▶ Instructions for the task: Each line of the entries below that holds "Computer" is needed, copied in full.

##### Records supplied

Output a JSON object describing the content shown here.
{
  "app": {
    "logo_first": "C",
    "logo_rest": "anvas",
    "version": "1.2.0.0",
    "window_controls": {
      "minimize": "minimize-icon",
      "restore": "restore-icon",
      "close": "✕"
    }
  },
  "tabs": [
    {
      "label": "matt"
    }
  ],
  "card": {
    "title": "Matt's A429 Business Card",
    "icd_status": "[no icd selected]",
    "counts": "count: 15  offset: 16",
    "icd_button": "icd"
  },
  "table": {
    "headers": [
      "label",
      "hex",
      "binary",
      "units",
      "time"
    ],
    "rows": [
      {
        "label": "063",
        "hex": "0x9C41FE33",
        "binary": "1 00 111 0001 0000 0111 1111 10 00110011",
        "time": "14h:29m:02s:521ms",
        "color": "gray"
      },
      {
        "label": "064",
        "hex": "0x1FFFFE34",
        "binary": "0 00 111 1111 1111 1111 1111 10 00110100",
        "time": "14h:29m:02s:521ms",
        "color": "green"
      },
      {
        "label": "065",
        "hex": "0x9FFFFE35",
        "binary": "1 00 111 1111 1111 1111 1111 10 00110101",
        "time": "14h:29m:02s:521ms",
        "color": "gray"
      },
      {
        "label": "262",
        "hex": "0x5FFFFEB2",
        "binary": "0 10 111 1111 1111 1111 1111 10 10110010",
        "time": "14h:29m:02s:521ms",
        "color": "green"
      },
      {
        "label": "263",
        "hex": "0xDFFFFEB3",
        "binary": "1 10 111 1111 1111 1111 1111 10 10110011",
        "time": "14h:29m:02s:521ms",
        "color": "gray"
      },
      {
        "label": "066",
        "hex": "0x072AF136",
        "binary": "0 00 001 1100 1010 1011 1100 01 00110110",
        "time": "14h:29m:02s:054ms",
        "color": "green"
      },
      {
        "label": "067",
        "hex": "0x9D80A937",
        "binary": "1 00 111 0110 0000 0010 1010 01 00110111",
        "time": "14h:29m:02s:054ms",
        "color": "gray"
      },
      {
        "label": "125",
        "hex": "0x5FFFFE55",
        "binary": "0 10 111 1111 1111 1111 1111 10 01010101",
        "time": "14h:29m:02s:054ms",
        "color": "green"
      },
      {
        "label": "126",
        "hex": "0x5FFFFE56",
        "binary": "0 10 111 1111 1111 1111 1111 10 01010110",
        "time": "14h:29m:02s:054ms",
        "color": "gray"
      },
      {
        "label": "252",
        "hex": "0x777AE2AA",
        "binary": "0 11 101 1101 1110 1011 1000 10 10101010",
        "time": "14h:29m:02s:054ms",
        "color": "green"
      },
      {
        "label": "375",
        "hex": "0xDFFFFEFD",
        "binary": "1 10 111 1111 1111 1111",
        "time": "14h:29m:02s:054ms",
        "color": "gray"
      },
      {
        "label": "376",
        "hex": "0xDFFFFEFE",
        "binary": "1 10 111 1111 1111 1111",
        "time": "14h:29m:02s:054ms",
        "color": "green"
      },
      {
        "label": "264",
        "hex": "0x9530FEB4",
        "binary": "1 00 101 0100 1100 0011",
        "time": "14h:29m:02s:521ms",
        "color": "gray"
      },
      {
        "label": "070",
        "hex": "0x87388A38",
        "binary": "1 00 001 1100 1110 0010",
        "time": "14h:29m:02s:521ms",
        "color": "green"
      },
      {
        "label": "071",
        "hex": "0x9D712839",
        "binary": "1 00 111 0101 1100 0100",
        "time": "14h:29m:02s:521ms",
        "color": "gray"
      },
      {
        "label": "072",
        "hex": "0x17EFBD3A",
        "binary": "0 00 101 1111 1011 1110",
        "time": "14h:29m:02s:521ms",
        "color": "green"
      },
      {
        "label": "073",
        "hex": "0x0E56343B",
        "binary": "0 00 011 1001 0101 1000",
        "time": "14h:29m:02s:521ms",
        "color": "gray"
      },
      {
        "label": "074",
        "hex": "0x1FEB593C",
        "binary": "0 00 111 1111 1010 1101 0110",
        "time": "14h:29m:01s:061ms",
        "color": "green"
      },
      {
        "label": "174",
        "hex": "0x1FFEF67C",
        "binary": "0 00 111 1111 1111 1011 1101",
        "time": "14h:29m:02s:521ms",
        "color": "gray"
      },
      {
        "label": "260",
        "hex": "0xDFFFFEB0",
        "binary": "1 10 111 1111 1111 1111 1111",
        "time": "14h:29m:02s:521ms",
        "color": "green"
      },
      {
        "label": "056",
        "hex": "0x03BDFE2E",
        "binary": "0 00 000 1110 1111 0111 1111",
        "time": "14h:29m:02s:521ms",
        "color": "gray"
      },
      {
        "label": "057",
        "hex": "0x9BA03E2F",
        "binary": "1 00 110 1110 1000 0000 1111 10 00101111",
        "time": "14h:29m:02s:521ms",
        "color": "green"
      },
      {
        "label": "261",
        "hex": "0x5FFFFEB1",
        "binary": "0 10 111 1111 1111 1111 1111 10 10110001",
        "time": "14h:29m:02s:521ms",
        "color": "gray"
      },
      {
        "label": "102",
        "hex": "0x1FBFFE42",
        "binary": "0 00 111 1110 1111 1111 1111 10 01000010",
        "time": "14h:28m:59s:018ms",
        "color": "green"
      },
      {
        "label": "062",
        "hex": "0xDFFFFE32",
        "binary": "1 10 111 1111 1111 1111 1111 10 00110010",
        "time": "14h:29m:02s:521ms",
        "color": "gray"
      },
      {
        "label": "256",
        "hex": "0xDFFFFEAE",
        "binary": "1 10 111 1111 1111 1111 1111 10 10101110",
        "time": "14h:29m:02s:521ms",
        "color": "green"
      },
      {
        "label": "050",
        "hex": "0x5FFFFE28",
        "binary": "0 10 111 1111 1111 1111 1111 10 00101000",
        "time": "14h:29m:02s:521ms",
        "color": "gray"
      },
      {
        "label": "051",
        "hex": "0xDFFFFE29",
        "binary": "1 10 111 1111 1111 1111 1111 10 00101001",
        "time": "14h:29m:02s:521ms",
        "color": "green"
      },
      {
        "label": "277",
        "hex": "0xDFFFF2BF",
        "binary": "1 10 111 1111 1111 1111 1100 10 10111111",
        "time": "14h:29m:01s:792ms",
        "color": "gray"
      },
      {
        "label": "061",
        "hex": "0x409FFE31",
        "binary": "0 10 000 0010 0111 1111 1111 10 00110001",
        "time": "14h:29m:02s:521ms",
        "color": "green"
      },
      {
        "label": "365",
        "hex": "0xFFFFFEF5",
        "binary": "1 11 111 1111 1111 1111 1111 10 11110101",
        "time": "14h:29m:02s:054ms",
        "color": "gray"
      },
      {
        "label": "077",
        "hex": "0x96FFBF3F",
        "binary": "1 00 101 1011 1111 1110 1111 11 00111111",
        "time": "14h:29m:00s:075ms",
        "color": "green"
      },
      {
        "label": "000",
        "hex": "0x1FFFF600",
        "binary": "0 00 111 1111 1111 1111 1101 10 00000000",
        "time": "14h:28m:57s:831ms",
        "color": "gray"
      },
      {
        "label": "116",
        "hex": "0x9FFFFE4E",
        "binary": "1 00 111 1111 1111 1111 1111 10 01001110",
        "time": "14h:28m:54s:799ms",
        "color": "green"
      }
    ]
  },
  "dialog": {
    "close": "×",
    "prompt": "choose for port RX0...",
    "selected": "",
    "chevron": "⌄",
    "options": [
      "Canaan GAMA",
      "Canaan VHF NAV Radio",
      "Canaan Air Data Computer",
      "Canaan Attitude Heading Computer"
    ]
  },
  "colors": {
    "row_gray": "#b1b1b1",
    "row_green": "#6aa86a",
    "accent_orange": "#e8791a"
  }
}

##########

▶ Output for this exercise:
      "Canaan Air Data Computer",
      "Canaan Attitude Heading Computer"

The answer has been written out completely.